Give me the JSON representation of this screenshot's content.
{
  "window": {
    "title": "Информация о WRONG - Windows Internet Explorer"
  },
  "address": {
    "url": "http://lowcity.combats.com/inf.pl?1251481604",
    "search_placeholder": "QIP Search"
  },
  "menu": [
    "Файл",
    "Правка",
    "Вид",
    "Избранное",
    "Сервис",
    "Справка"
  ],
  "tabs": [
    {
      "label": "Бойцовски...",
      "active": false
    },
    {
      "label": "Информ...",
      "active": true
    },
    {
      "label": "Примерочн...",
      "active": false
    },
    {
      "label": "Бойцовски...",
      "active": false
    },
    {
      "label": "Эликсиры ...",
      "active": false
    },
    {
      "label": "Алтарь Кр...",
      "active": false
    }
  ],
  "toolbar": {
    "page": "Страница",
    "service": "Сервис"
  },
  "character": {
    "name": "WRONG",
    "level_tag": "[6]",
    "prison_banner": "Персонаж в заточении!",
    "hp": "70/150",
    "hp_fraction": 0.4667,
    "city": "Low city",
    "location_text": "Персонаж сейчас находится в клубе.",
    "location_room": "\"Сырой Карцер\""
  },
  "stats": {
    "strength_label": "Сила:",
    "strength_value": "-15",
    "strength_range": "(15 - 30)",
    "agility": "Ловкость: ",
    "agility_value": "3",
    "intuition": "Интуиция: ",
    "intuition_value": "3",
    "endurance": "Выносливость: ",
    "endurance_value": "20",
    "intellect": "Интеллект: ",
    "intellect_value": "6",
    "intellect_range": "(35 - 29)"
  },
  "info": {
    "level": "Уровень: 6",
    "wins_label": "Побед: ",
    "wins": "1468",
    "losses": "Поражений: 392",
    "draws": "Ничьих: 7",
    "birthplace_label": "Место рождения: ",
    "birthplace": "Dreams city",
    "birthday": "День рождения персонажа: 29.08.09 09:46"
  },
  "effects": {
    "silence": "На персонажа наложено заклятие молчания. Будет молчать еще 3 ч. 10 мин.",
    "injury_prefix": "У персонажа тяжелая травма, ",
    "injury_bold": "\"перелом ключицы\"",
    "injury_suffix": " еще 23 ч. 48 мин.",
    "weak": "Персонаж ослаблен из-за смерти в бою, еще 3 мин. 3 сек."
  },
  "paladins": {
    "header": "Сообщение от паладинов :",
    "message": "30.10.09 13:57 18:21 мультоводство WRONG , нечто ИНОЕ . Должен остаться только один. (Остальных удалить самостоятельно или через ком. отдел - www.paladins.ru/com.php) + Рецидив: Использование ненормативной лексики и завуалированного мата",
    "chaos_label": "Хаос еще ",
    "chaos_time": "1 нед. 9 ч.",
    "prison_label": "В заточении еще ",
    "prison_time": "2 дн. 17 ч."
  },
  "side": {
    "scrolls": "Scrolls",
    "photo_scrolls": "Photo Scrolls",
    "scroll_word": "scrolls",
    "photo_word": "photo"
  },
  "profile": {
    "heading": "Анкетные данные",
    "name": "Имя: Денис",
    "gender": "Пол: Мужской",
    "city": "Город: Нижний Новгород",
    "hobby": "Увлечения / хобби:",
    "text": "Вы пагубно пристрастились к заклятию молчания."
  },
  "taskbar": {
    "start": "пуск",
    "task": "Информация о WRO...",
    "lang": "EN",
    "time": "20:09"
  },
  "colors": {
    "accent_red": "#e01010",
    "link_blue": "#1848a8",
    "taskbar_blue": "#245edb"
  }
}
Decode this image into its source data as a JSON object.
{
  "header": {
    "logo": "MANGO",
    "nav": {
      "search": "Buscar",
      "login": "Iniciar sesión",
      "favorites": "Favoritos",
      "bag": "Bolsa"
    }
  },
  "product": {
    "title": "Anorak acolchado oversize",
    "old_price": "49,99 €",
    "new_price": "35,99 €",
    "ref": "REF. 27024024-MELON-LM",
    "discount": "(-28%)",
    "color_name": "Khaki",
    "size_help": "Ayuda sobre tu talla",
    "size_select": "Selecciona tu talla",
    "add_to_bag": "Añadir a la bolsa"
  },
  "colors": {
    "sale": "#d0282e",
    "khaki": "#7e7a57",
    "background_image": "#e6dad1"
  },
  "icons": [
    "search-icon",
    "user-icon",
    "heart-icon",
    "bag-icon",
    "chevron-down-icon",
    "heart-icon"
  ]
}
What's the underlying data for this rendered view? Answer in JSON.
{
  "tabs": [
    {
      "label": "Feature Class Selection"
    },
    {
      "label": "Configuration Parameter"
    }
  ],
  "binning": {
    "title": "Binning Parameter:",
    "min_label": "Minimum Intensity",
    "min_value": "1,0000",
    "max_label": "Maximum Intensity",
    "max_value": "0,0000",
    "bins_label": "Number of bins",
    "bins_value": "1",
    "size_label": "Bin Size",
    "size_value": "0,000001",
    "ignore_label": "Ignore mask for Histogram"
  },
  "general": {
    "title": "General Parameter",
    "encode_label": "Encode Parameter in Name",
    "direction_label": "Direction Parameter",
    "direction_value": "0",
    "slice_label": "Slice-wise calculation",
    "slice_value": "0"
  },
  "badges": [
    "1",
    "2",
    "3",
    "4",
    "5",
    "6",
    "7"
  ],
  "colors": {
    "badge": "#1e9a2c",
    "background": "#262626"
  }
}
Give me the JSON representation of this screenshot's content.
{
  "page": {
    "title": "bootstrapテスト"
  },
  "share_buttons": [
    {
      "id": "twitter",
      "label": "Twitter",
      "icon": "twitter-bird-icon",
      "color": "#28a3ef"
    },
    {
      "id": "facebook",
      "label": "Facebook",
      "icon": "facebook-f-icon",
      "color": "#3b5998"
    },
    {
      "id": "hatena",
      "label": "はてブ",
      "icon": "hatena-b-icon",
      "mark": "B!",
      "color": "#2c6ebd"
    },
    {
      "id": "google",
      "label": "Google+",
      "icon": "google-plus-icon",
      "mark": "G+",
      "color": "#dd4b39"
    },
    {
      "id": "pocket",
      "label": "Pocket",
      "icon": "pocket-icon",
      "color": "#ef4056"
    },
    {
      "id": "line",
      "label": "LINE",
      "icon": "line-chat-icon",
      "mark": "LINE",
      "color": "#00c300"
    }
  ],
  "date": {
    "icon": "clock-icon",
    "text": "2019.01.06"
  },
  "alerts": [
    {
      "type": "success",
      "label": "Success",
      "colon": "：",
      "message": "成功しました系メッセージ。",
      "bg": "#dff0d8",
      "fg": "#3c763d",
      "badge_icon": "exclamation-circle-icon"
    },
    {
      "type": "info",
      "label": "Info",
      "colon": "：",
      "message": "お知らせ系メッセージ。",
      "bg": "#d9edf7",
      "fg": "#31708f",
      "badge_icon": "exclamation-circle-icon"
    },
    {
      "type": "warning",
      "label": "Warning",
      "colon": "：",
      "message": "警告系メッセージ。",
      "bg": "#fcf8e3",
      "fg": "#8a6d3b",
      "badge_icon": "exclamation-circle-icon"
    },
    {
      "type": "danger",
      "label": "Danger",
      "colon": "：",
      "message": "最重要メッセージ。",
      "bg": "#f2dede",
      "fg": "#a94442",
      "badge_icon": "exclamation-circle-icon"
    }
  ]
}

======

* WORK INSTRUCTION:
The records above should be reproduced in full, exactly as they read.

* REPLY TO THE EXERCISE:
Give me the JSON representation of this screenshot's content.
{
  "window": {
    "title": "Информация о WRONG - Windows Internet Explorer"
  },
  "address": {
    "url": "http://lowcity.combats.com/inf.pl?1251481604",
    "search_placeholder": "QIP Search"
  },
  "menu": [
    "Файл",
    "Правка",
    "Вид",
    "Избранное",
    "Сервис",
    "Справка"
  ],
  "tabs": [
    {
      "label": "Бойцовски...",
      "active": false
    },
    {
      "label": "Информ...",
      "active": true
    },
    {
      "label": "Примерочн...",
      "active": false
    },
    {
      "label": "Бойцовски...",
      "active": false
    },
    {
      "label": "Эликсиры ...",
      "active": false
    },
    {
      "label": "Алтарь Кр...",
      "active": false
    }
  ],
  "toolbar": {
    "page": "Страница",
    "service": "Сервис"
  },
  "character": {
    "name": "WRONG",
    "level_tag": "[6]",
    "prison_banner": "Персонаж в заточении!",
    "hp": "70/150",
    "hp_fraction": 0.4667,
    "city": "Low city",
    "location_text": "Персонаж сейчас находится в клубе.",
    "location_room": "\"Сырой Карцер\""
  },
  "stats": {
    "strength_label": "Сила:",
    "strength_value": "-15",
    "strength_range": "(15 - 30)",
    "agility": "Ловкость: ",
    "agility_value": "3",
    "intuition": "Интуиция: ",
    "intuition_value": "3",
    "endurance": "Выносливость: ",
    "endurance_value": "20",
    "intellect": "Интеллект: ",
    "intellect_value": "6",
    "intellect_range": "(35 - 29)"
  },
  "info": {
    "level": "Уровень: 6",
    "wins_label": "Побед: ",
    "wins": "1468",
    "losses": "Поражений: 392",
    "draws": "Ничьих: 7",
    "birthplace_label": "Место рождения: ",
    "birthplace": "Dreams city",
    "birthday": "День рождения персонажа: 29.08.09 09:46"
  },
  "effects": {
    "silence": "На персонажа наложено заклятие молчания. Будет молчать еще 3 ч. 10 мин.",
    "injury_prefix": "У персонажа тяжелая травма, ",
    "injury_bold": "\"перелом ключицы\"",
    "injury_suffix": " еще 23 ч. 48 мин.",
    "weak": "Персонаж ослаблен из-за смерти в бою, еще 3 мин. 3 сек."
  },
  "paladins": {
    "header": "Сообщение от паладинов :",
    "message": "30.10.09 13:57 18:21 мультоводство WRONG , нечто ИНОЕ . Должен остаться только один. (Остальных удалить самостоятельно или через ком. отдел - www.paladins.ru/com.php) + Рецидив: Использование ненормативной лексики и завуалированного мата",
    "chaos_label": "Хаос еще ",
    "chaos_time": "1 нед. 9 ч.",
    "prison_label": "В заточении еще ",
    "prison_time": "2 дн. 17 ч."
  },
  "side": {
    "scrolls": "Scrolls",
    "photo_scrolls": "Photo Scrolls",
    "scroll_word": "scrolls",
    "photo_word": "photo"
  },
  "profile": {
    "heading": "Анкетные данные",
    "name": "Имя: Денис",
    "gender": "Пол: Мужской",
    "city": "Город: Нижний Новгород",
    "hobby": "Увлечения / хобби:",
    "text": "Вы пагубно пристрастились к заклятию молчания."
  },
  "taskbar": {
    "start": "пуск",
    "task": "Информация о WRO...",
    "lang": "EN",
    "time": "20:09"
  },
  "colors": {
    "accent_red": "#e01010",
    "link_blue": "#1848a8",
    "taskbar_blue": "#245edb"
  }
}
Decode this image into its source data as a JSON object.
{
  "header": {
    "logo": "MANGO",
    "nav": {
      "search": "Buscar",
      "login": "Iniciar sesión",
      "favorites": "Favoritos",
      "bag": "Bolsa"
    }
  },
  "product": {
    "title": "Anorak acolchado oversize",
    "old_price": "49,99 €",
    "new_price": "35,99 €",
    "ref": "REF. 27024024-MELON-LM",
    "discount": "(-28%)",
    "color_name": "Khaki",
    "size_help": "Ayuda sobre tu talla",
    "size_select": "Selecciona tu talla",
    "add_to_bag": "Añadir a la bolsa"
  },
  "colors": {
    "sale": "#d0282e",
    "khaki": "#7e7a57",
    "background_image": "#e6dad1"
  },
  "icons": [
    "search-icon",
    "user-icon",
    "heart-icon",
    "bag-icon",
    "chevron-down-icon",
    "heart-icon"
  ]
}
What's the underlying data for this rendered view? Answer in JSON.
{
  "tabs": [
    {
      "label": "Feature Class Selection"
    },
    {
      "label": "Configuration Parameter"
    }
  ],
  "binning": {
    "title": "Binning Parameter:",
    "min_label": "Minimum Intensity",
    "min_value": "1,0000",
    "max_label": "Maximum Intensity",
    "max_value": "0,0000",
    "bins_label": "Number of bins",
    "bins_value": "1",
    "size_label": "Bin Size",
    "size_value": "0,000001",
    "ignore_label": "Ignore mask for Histogram"
  },
  "general": {
    "title": "General Parameter",
    "encode_label": "Encode Parameter in Name",
    "direction_label": "Direction Parameter",
    "direction_value": "0",
    "slice_label": "Slice-wise calculation",
    "slice_value": "0"
  },
  "badges": [
    "1",
    "2",
    "3",
    "4",
    "5",
    "6",
    "7"
  ],
  "colors": {
    "badge": "#1e9a2c",
    "background": "#262626"
  }
}
Give me the JSON representation of this screenshot's content.
{
  "page": {
    "title": "bootstrapテスト"
  },
  "share_buttons": [
    {
      "id": "twitter",
      "label": "Twitter",
      "icon": "twitter-bird-icon",
      "color": "#28a3ef"
    },
    {
      "id": "facebook",
      "label": "Facebook",
      "icon": "facebook-f-icon",
      "color": "#3b5998"
    },
    {
      "id": "hatena",
      "label": "はてブ",
      "icon": "hatena-b-icon",
      "mark": "B!",
      "color": "#2c6ebd"
    },
    {
      "id": "google",
      "label": "Google+",
      "icon": "google-plus-icon",
      "mark": "G+",
      "color": "#dd4b39"
    },
    {
      "id": "pocket",
      "label": "Pocket",
      "icon": "pocket-icon",
      "color": "#ef4056"
    },
    {
      "id": "line",
      "label": "LINE",
      "icon": "line-chat-icon",
      "mark": "LINE",
      "color": "#00c300"
    }
  ],
  "date": {
    "icon": "clock-icon",
    "text": "2019.01.06"
  },
  "alerts": [
    {
      "type": "success",
      "label": "Success",
      "colon": "：",
      "message": "成功しました系メッセージ。",
      "bg": "#dff0d8",
      "fg": "#3c763d",
      "badge_icon": "exclamation-circle-icon"
    },
    {
      "type": "info",
      "label": "Info",
      "colon": "：",
      "message": "お知らせ系メッセージ。",
      "bg": "#d9edf7",
      "fg": "#31708f",
      "badge_icon": "exclamation-circle-icon"
    },
    {
      "type": "warning",
      "label": "Warning",
      "colon": "：",
      "message": "警告系メッセージ。",
      "bg": "#fcf8e3",
      "fg": "#8a6d3b",
      "badge_icon": "exclamation-circle-icon"
    },
    {
      "type": "danger",
      "label": "Danger",
      "colon": "：",
      "message": "最重要メッセージ。",
      "bg": "#f2dede",
      "fg": "#a94442",
      "badge_icon": "exclamation-circle-icon"
    }
  ]
}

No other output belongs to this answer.